Don’t miss the demonstration video after the break.
Continue reading “Mixed I/O testing module”
[Steve Hobley] built a Theremin interface board that tracks pitch and volume. Using this setup he’s able to pass data over a midi interface which effectively converts the instrument into a non-contact midi controller. As we joked in the headline, this does allow for the use of autotune, by snapping notes that are sharp or flat to the center of the nearest pitch. But you should watch the video after the break to see [Steve] show off the other features as well. A keyboard can be used to seed a starting pitch, with arpeggios of several different tonalities built on top of it based on the input from the Theremin.
Want the details? Unfortunately you’ll have to pay for the schematics. But the concept is still just as interesting to read about, even if you don’t know what went into the system. Continue reading “Theremin midi board is like using autotune”
Upon learning that the Nexus S smartphone was equipped with a Near Field Communications NFC) radio, [Eric Butler] decided he would put the newly released Gingerbread SDK to good use. Focusing initially on ORCA fare cards used by several Washington state transit systems, he built an open-source application he calls FareBot, which can read data from any MIFARE DESFire branded cards. Utilizing the NFC radio in the Nexus S, he was able to dump all of the unprotected information from the fare cards, including the remaining card balance and the last 10 locations where the card was used.
The author hopes that his proof of concept application encourages other developers to expand on his project and to explore the data stored on transit cards around the world. While it is in its early stages, [Eric] would ultimately like to see this project expanded to allow the use of NFC-enabled smartphones as transit cards themselves via downloadable apps.
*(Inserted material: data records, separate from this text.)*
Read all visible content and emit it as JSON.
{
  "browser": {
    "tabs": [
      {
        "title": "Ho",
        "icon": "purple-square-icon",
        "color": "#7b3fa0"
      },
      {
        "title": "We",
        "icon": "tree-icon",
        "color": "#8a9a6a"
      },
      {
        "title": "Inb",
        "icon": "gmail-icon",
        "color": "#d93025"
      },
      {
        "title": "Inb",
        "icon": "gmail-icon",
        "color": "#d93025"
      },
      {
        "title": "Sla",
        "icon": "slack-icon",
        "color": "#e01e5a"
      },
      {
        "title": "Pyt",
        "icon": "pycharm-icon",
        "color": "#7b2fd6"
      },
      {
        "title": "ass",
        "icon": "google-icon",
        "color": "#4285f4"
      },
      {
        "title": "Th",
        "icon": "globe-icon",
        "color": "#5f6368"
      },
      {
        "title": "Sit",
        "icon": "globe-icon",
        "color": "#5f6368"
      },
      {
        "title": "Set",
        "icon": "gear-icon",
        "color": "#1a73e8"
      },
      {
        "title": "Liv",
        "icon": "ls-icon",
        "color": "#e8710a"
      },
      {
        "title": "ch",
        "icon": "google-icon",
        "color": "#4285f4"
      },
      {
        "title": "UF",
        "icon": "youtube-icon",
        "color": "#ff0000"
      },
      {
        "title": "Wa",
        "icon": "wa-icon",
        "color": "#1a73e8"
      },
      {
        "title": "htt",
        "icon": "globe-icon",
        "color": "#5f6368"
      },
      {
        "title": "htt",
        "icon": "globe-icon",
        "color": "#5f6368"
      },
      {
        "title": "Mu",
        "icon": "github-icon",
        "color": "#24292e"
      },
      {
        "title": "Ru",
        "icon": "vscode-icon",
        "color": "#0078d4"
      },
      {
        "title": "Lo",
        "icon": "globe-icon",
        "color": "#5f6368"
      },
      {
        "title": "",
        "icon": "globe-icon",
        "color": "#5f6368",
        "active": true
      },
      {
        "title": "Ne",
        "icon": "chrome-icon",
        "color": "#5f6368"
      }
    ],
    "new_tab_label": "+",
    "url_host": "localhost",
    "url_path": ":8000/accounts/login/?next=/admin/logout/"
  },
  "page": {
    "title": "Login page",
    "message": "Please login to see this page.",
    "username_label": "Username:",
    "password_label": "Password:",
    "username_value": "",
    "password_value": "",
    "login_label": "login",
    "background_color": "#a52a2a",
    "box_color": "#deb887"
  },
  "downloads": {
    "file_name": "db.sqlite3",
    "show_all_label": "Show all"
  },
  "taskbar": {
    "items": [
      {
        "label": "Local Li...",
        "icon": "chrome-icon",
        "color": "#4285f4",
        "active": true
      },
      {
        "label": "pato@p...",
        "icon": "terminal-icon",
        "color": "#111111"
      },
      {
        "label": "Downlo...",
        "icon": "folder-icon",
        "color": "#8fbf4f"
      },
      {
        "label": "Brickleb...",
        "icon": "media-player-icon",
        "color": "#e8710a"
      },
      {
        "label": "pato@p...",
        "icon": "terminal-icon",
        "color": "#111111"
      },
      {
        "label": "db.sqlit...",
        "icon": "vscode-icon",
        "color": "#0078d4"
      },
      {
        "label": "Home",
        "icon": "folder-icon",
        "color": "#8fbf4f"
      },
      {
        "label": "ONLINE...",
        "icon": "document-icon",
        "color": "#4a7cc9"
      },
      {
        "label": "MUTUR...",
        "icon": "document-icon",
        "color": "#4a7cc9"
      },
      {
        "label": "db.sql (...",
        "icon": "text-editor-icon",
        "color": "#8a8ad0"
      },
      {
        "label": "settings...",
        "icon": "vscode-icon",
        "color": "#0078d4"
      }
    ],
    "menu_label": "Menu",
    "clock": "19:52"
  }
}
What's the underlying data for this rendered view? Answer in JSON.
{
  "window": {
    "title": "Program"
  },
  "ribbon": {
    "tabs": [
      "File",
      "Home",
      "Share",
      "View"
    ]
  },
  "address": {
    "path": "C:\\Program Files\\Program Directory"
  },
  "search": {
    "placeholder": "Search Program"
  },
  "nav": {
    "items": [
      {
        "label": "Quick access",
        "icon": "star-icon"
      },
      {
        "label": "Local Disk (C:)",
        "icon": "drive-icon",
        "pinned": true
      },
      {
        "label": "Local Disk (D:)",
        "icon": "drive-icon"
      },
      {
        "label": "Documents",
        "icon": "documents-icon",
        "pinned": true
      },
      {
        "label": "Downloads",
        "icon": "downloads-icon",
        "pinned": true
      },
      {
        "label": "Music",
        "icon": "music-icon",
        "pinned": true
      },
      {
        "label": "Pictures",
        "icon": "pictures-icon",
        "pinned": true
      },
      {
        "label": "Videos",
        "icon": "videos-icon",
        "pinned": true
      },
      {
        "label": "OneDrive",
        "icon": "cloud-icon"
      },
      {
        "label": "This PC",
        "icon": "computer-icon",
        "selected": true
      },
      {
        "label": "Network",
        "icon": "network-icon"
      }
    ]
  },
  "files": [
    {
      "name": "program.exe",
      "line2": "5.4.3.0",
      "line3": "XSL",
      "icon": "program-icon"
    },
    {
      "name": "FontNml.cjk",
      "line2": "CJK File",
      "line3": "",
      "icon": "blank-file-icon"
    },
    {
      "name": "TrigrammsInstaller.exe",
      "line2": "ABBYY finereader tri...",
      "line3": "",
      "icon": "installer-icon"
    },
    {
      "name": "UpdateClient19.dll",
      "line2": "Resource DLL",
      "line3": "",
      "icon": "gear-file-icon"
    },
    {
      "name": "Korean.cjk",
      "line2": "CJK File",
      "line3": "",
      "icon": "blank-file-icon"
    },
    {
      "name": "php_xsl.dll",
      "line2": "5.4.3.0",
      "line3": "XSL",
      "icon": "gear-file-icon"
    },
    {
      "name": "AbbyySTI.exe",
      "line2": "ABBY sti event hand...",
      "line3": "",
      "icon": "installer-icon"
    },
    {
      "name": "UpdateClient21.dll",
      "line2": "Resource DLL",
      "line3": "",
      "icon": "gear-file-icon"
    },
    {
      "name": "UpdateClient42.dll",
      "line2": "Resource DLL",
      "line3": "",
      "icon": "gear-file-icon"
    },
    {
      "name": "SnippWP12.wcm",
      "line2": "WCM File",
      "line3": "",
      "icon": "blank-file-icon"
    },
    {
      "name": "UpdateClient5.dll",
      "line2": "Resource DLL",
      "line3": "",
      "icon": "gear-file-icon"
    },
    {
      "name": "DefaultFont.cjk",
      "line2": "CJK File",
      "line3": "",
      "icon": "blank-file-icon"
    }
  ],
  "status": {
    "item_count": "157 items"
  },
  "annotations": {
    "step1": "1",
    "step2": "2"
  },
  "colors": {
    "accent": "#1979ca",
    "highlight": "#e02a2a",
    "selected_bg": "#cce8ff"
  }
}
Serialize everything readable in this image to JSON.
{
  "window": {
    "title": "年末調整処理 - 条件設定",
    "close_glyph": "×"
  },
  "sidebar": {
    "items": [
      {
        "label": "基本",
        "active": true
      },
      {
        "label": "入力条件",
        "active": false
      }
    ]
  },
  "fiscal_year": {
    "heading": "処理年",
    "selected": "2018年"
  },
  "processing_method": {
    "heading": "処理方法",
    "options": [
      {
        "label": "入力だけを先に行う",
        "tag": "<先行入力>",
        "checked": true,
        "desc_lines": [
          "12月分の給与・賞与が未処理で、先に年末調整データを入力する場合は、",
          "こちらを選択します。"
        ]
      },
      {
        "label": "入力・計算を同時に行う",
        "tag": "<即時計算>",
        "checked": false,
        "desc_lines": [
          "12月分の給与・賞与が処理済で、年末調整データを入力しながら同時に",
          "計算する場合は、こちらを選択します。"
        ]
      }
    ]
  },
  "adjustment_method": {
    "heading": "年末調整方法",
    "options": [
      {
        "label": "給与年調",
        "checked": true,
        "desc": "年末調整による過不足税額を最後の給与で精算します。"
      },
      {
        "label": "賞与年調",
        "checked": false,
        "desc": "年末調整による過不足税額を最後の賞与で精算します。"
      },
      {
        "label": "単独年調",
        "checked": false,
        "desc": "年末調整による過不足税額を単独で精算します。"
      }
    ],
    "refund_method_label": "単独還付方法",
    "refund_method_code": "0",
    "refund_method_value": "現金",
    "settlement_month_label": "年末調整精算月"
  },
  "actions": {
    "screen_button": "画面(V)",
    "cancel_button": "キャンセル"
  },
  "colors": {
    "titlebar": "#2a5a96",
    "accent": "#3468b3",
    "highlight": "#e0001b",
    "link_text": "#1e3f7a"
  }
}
He suggests that helping people understand the amount of data which can be freely obtained from these cards will eventually force the manufacturers to better inform consumers of the existing system’s shortcomings, which in turn might spur on smartphone-based transit initiatives.